> _Problem requirements_: Return only those lines of the records below in which "insana" appears.

> _Material to process_:
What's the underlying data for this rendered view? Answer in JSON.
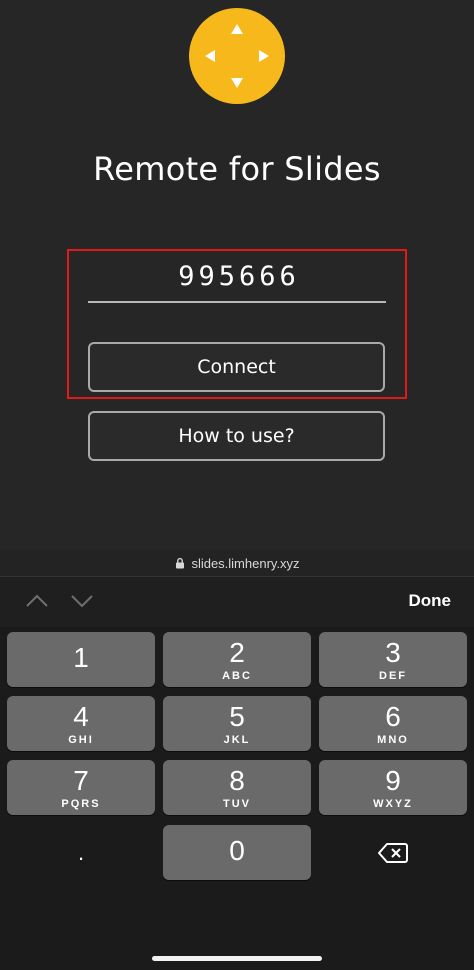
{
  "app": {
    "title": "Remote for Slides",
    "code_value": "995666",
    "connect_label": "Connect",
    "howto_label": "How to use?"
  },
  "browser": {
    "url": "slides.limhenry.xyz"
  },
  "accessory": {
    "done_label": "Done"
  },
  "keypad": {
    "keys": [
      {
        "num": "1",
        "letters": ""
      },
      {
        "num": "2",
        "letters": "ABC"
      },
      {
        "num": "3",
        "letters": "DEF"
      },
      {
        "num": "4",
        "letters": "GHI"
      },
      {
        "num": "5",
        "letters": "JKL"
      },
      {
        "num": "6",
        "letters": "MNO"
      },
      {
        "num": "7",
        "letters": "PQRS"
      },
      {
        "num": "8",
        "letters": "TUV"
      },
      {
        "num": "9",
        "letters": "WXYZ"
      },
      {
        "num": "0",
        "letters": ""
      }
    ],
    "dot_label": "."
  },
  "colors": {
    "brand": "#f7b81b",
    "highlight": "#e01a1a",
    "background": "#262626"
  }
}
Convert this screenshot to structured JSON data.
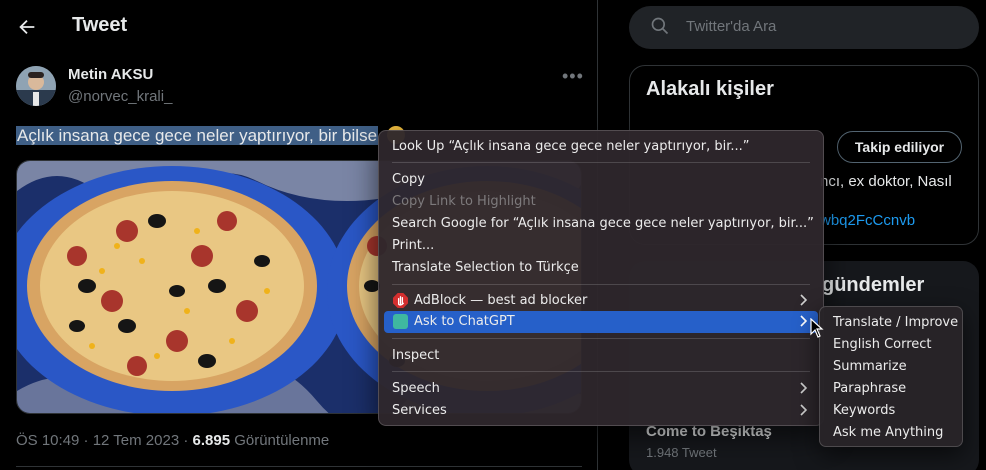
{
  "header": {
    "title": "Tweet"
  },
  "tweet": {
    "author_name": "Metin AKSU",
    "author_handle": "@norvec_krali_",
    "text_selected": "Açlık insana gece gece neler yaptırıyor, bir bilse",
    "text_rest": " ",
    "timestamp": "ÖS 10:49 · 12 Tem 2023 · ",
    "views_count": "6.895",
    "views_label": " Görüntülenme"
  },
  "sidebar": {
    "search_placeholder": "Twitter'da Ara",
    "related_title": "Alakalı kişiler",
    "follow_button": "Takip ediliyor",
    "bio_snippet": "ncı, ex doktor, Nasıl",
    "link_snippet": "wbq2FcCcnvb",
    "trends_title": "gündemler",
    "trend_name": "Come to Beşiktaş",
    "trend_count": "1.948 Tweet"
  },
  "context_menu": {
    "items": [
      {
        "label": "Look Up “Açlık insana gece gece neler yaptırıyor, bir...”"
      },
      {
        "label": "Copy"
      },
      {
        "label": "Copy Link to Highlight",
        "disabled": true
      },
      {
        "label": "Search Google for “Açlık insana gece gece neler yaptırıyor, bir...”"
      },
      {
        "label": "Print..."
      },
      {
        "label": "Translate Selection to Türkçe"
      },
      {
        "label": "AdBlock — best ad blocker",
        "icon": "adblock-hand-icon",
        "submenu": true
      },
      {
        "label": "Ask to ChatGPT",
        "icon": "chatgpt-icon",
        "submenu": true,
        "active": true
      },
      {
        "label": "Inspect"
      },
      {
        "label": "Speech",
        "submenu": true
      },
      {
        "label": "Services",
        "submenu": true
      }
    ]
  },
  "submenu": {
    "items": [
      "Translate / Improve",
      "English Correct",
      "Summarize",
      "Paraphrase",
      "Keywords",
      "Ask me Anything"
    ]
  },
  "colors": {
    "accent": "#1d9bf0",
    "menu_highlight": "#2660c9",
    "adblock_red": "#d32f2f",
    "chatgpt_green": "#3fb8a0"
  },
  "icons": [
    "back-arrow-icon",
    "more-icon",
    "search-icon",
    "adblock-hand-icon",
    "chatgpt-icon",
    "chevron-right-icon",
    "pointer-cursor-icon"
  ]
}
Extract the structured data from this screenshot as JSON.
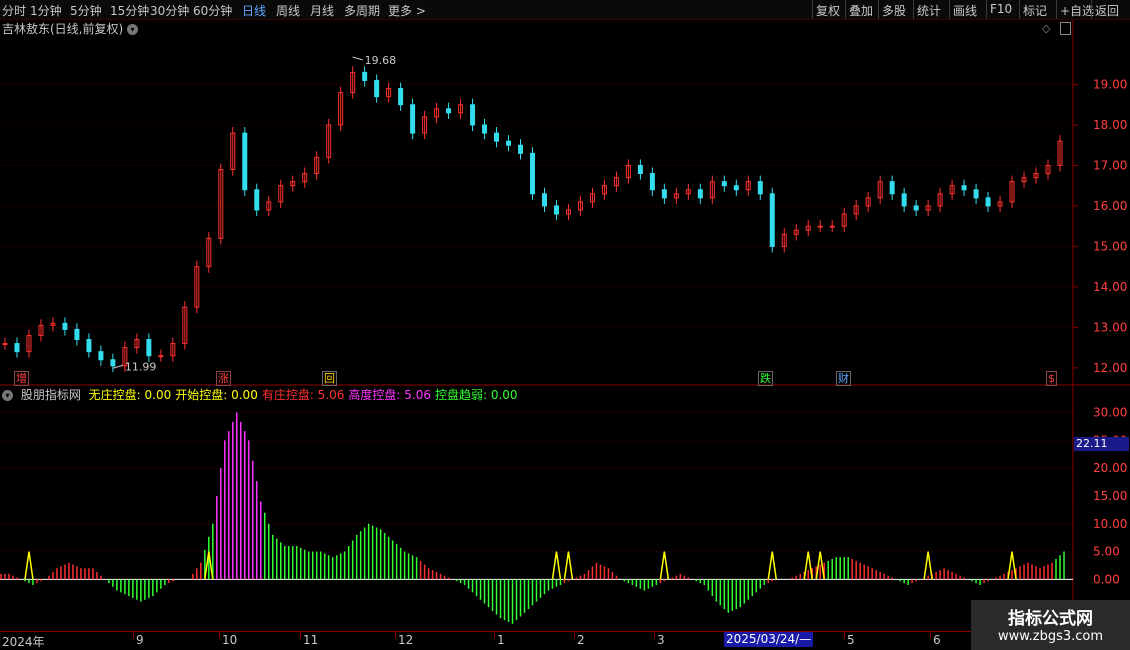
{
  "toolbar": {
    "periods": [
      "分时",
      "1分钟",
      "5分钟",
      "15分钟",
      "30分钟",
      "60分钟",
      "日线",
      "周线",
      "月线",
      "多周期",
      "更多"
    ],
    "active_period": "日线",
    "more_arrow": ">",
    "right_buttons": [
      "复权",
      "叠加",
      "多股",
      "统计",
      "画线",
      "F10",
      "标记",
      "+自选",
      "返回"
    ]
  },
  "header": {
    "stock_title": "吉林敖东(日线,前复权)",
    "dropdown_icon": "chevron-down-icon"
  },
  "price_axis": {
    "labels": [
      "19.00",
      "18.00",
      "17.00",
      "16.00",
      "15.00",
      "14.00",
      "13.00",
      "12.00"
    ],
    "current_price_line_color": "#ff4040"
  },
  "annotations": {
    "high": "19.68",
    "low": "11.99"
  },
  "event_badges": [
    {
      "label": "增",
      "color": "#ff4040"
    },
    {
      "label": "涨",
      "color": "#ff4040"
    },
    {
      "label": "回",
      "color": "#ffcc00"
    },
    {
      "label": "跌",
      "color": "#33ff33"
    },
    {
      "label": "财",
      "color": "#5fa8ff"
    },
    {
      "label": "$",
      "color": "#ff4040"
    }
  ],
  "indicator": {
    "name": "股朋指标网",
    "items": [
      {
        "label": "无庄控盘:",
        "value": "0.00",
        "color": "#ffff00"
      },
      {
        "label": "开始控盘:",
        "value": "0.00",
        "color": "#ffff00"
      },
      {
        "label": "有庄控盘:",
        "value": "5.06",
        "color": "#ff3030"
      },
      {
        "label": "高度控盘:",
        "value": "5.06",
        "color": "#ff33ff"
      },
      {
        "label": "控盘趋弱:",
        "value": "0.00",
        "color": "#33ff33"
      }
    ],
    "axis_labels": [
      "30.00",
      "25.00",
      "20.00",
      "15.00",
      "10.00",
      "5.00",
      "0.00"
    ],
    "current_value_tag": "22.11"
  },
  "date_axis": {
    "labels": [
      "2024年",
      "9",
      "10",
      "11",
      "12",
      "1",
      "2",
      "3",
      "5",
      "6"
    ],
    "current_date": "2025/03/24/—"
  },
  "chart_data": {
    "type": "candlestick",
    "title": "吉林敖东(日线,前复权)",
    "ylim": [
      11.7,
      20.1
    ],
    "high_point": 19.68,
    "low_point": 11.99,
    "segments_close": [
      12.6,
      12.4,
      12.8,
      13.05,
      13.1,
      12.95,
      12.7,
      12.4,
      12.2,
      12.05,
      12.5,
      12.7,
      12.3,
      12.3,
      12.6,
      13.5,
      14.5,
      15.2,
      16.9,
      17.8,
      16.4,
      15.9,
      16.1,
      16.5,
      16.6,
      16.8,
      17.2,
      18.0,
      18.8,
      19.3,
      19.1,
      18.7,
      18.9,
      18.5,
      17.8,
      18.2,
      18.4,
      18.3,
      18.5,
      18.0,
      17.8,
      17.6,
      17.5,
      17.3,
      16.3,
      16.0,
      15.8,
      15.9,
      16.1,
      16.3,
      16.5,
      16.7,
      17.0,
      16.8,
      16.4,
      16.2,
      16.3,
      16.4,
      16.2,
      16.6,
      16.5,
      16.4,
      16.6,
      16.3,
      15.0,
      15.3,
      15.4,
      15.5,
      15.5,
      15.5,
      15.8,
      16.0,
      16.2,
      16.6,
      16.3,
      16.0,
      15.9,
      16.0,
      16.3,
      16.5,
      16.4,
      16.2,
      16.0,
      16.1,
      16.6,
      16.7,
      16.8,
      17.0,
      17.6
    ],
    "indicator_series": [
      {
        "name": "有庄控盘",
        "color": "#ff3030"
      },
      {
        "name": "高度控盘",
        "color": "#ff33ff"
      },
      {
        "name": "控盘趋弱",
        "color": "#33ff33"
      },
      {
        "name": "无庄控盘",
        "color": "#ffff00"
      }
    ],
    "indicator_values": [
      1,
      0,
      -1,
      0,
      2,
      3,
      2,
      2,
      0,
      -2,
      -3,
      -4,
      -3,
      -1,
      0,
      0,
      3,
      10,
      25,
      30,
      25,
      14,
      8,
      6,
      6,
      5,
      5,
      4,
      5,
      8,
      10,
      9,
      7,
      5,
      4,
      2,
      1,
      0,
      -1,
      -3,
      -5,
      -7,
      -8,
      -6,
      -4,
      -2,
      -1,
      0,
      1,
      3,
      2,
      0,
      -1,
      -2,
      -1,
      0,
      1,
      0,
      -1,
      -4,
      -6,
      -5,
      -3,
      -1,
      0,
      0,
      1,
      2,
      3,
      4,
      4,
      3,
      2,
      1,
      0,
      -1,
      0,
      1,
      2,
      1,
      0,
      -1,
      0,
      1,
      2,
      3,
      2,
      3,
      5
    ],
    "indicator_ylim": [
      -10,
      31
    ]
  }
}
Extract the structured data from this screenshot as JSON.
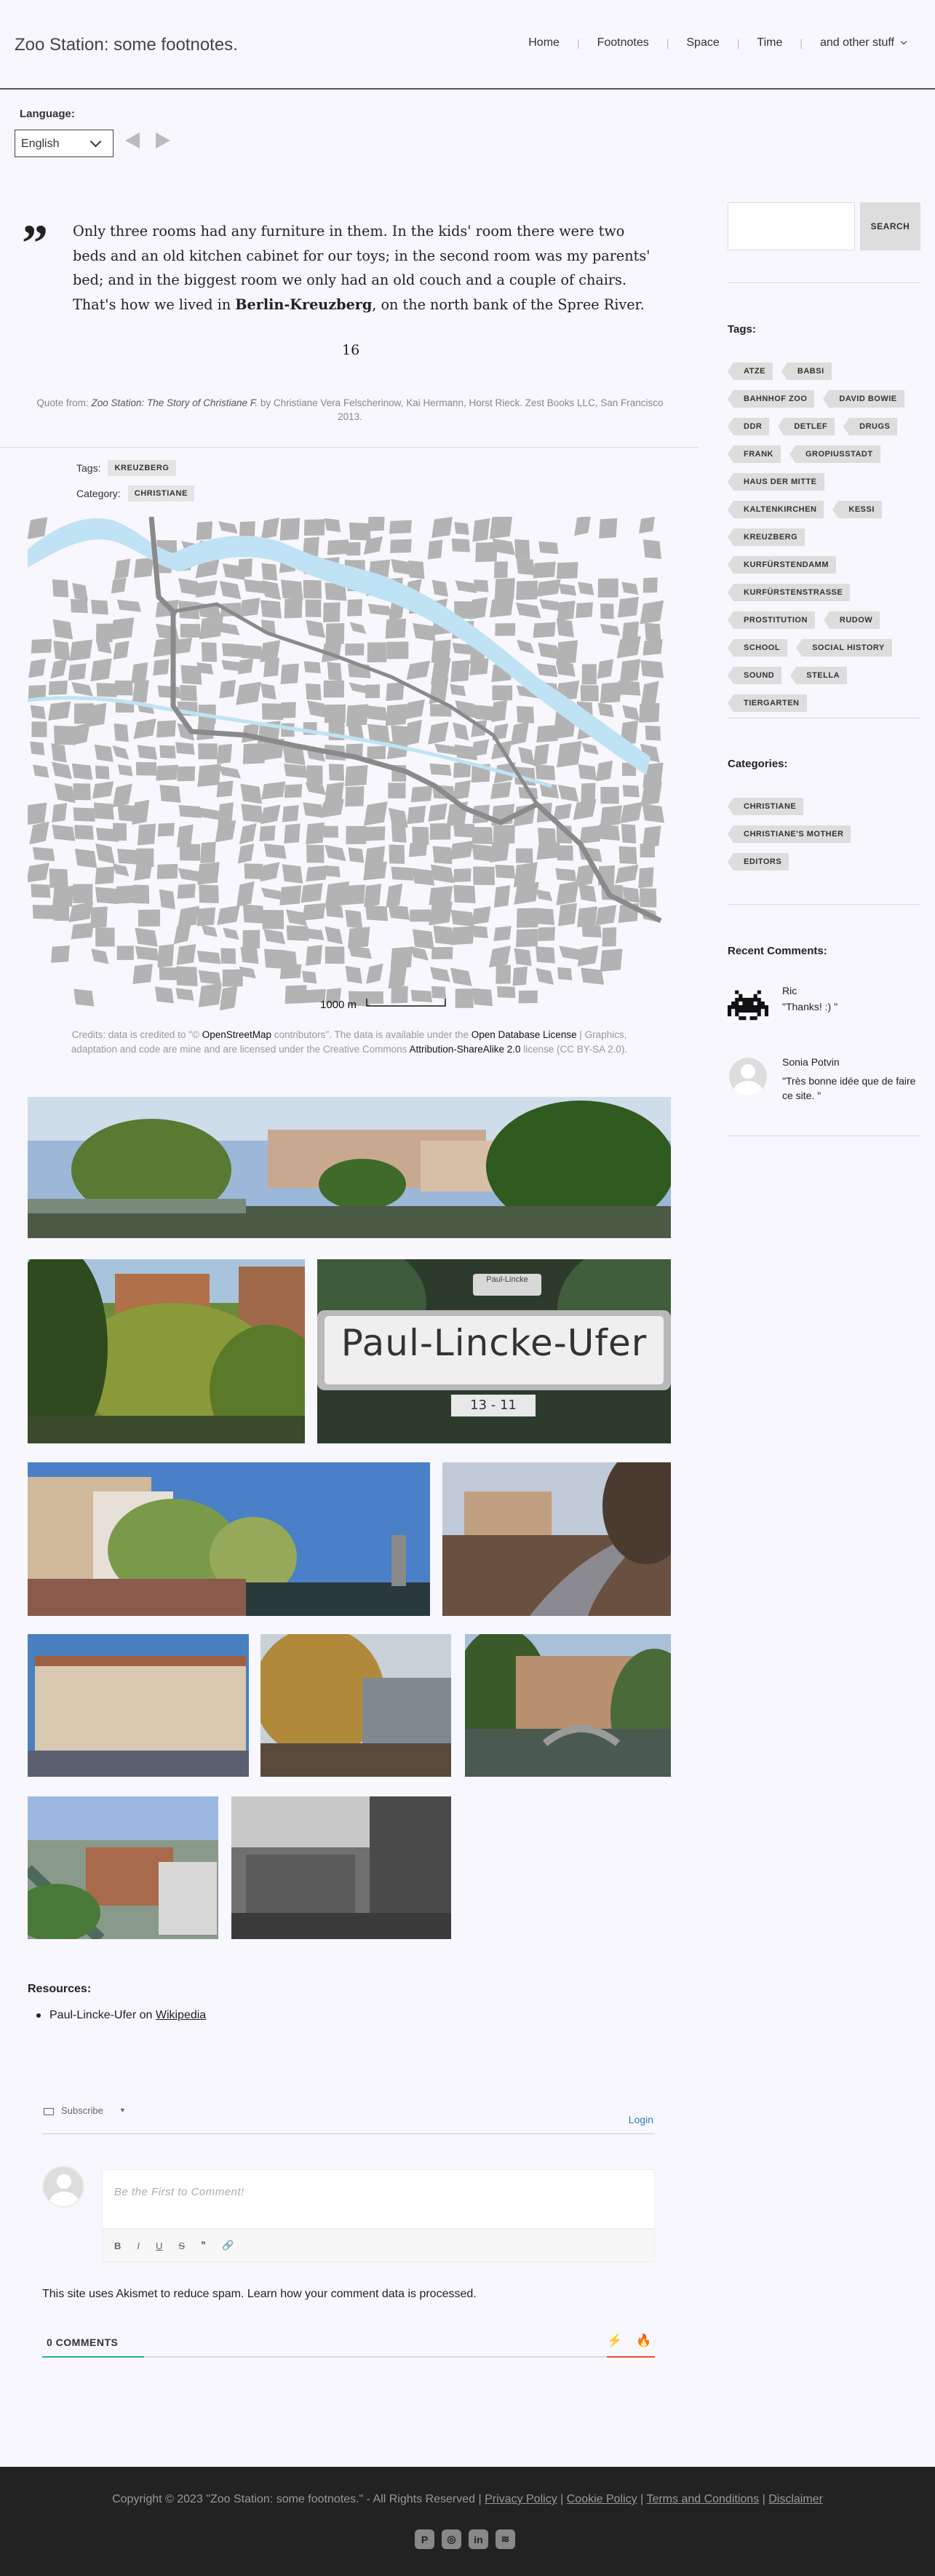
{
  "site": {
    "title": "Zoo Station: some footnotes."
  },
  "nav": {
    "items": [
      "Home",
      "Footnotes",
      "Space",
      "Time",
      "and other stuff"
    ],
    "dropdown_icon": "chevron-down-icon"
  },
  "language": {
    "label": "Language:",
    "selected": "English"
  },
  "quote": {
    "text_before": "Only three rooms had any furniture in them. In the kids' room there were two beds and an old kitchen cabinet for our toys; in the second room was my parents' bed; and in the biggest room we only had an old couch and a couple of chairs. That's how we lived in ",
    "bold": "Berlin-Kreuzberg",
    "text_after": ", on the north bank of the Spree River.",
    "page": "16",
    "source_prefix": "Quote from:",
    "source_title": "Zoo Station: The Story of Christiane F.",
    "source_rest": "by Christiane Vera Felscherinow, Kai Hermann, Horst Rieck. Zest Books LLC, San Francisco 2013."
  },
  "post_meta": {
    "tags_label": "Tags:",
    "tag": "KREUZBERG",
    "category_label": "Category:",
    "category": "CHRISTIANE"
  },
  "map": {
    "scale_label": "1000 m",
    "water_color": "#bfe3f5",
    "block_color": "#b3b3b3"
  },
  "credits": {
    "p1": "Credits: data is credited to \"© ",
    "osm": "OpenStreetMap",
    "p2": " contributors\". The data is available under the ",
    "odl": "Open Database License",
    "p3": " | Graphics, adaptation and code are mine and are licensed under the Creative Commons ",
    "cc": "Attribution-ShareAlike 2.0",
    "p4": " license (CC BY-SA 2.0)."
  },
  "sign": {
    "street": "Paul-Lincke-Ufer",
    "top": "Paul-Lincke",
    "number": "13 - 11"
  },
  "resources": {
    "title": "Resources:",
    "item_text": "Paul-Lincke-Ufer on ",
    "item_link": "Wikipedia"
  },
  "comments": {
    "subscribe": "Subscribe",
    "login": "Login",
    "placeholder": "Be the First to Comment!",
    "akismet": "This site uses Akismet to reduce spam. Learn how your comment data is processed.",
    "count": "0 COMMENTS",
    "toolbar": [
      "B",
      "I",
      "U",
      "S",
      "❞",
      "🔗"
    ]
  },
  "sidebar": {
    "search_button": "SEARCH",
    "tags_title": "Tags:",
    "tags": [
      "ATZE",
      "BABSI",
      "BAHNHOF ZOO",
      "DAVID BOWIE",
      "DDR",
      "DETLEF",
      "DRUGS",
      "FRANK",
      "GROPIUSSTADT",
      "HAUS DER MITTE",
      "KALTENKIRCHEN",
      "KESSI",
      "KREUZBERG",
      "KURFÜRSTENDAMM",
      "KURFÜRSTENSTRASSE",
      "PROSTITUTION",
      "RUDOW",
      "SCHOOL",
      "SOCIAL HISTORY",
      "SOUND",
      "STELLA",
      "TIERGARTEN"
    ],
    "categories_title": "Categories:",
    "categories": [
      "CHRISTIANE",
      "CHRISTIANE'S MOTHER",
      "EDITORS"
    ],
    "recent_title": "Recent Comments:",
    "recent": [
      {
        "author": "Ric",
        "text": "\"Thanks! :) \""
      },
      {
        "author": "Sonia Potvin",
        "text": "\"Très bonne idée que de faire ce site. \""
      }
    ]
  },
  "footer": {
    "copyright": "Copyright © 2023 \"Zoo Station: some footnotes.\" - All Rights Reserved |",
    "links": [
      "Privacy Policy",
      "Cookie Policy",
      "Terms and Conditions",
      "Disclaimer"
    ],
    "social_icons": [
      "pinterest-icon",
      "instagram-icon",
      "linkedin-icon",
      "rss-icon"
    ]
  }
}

> _Exercise solution_:
    "text_selected": "Açlık insana gece gece neler yaptırıyor, bir bilse",
        "label": "Look Up “Açlık insana gece gece neler yaptırıyor, bir...”"
        "label": "Search Google for “Açlık insana gece gece neler yaptırıyor, bir...”"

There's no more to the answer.